Website and app data records:
════════════════

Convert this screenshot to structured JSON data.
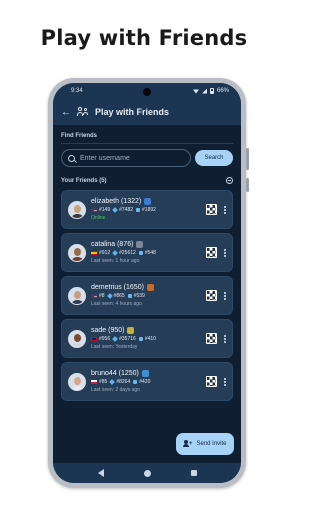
{
  "headline": "Play with Friends",
  "status_bar": {
    "time": "9:34",
    "battery": "66%"
  },
  "app_bar": {
    "title": "Play with Friends",
    "back_icon": "arrow-left-icon",
    "title_icon": "people-icon"
  },
  "find_friends": {
    "label": "Find Friends",
    "search_placeholder": "Enter username",
    "search_button": "Search"
  },
  "friends": {
    "label": "Your Friends (5)",
    "items": [
      {
        "name": "elizabeth (1322)",
        "flag": "us",
        "rank1": "#149",
        "rank2": "#7482",
        "rank3": "#1892",
        "last_seen": "Online",
        "online": true,
        "badge_color": "#3a7bd5",
        "avatar_bg": "#c8a27a",
        "shirt": "#3b3b3b"
      },
      {
        "name": "catalina (876)",
        "flag": "es",
        "rank1": "#912",
        "rank2": "#25612",
        "rank3": "#548",
        "last_seen": "Last seen: 1 hour ago",
        "online": false,
        "badge_color": "#7a8796",
        "avatar_bg": "#9a6a45",
        "shirt": "#6b3f2a"
      },
      {
        "name": "demetrius (1650)",
        "flag": "us",
        "rank1": "#8",
        "rank2": "#865",
        "rank3": "#539",
        "last_seen": "Last seen: 4 hours ago",
        "online": false,
        "badge_color": "#c76a2a",
        "avatar_bg": "#c99f84",
        "shirt": "#2f3b52"
      },
      {
        "name": "sade (950)",
        "flag": "gb",
        "rank1": "#956",
        "rank2": "#35716",
        "rank3": "#410",
        "last_seen": "Last seen: Yesterday",
        "online": false,
        "badge_color": "#c2b03d",
        "avatar_bg": "#7b4a33",
        "shirt": "#cfd6df"
      },
      {
        "name": "bruno44 (1250)",
        "flag": "pl",
        "rank1": "#85",
        "rank2": "#8264",
        "rank3": "#420",
        "last_seen": "Last seen: 2 days ago",
        "online": false,
        "badge_color": "#3f8fd1",
        "avatar_bg": "#d2a88a",
        "shirt": "#e8ecf0"
      }
    ]
  },
  "invite_button": {
    "label": "Send Invite",
    "icon": "add-person-icon"
  },
  "colors": {
    "background": "#0f1e30",
    "surface": "#263d58",
    "accent": "#a9d2f7",
    "online": "#45c95e"
  }
}
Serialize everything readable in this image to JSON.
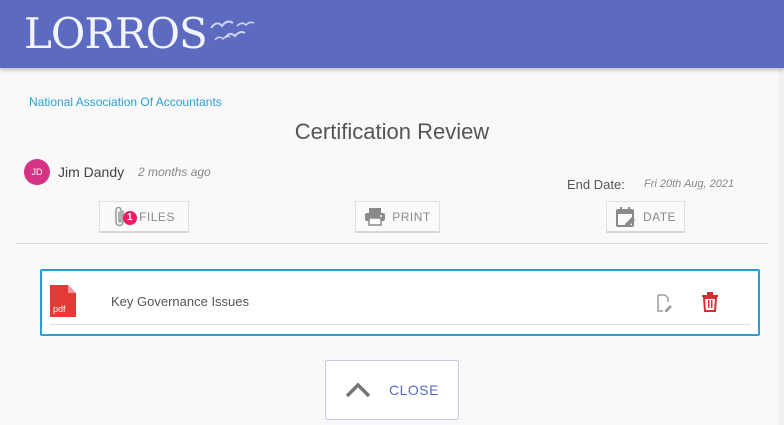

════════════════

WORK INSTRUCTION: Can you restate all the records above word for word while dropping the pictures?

ANSWER TO THIS EXERCISE:
Convert this screenshot to structured JSON data.
{
  "headline": "Play with Friends",
  "status_bar": {
    "time": "9:34",
    "battery": "66%"
  },
  "app_bar": {
    "title": "Play with Friends",
    "back_icon": "arrow-left-icon",
    "title_icon": "people-icon"
  },
  "find_friends": {
    "label": "Find Friends",
    "search_placeholder": "Enter username",
    "search_button": "Search"
  },
  "friends": {
    "label": "Your Friends (5)",
    "items": [
      {
        "name": "elizabeth (1322)",
        "flag": "us",
        "rank1": "#149",
        "rank2": "#7482",
        "rank3": "#1892",
        "last_seen": "Online",
        "online": true,
        "badge_color": "#3a7bd5",
        "avatar_bg": "#c8a27a",
        "shirt": "#3b3b3b"
      },
      {
        "name": "catalina (876)",
        "flag": "es",
        "rank1": "#912",
        "rank2": "#25612",
        "rank3": "#548",
        "last_seen": "Last seen: 1 hour ago",
        "online": false,
        "badge_color": "#7a8796",
        "avatar_bg": "#9a6a45",
        "shirt": "#6b3f2a"
      },
      {
        "name": "demetrius (1650)",
        "flag": "us",
        "rank1": "#8",
        "rank2": "#865",
        "rank3": "#539",
        "last_seen": "Last seen: 4 hours ago",
        "online": false,
        "badge_color": "#c76a2a",
        "avatar_bg": "#c99f84",
        "shirt": "#2f3b52"
      },
      {
        "name": "sade (950)",
        "flag": "gb",
        "rank1": "#956",
        "rank2": "#35716",
        "rank3": "#410",
        "last_seen": "Last seen: Yesterday",
        "online": false,
        "badge_color": "#c2b03d",
        "avatar_bg": "#7b4a33",
        "shirt": "#cfd6df"
      },
      {
        "name": "bruno44 (1250)",
        "flag": "pl",
        "rank1": "#85",
        "rank2": "#8264",
        "rank3": "#420",
        "last_seen": "Last seen: 2 days ago",
        "online": false,
        "badge_color": "#3f8fd1",
        "avatar_bg": "#d2a88a",
        "shirt": "#e8ecf0"
      }
    ]
  },
  "invite_button": {
    "label": "Send Invite",
    "icon": "add-person-icon"
  },
  "colors": {
    "background": "#0f1e30",
    "surface": "#263d58",
    "accent": "#a9d2f7",
    "online": "#45c95e"
  }
}
Serialize everything readable in this image to JSON.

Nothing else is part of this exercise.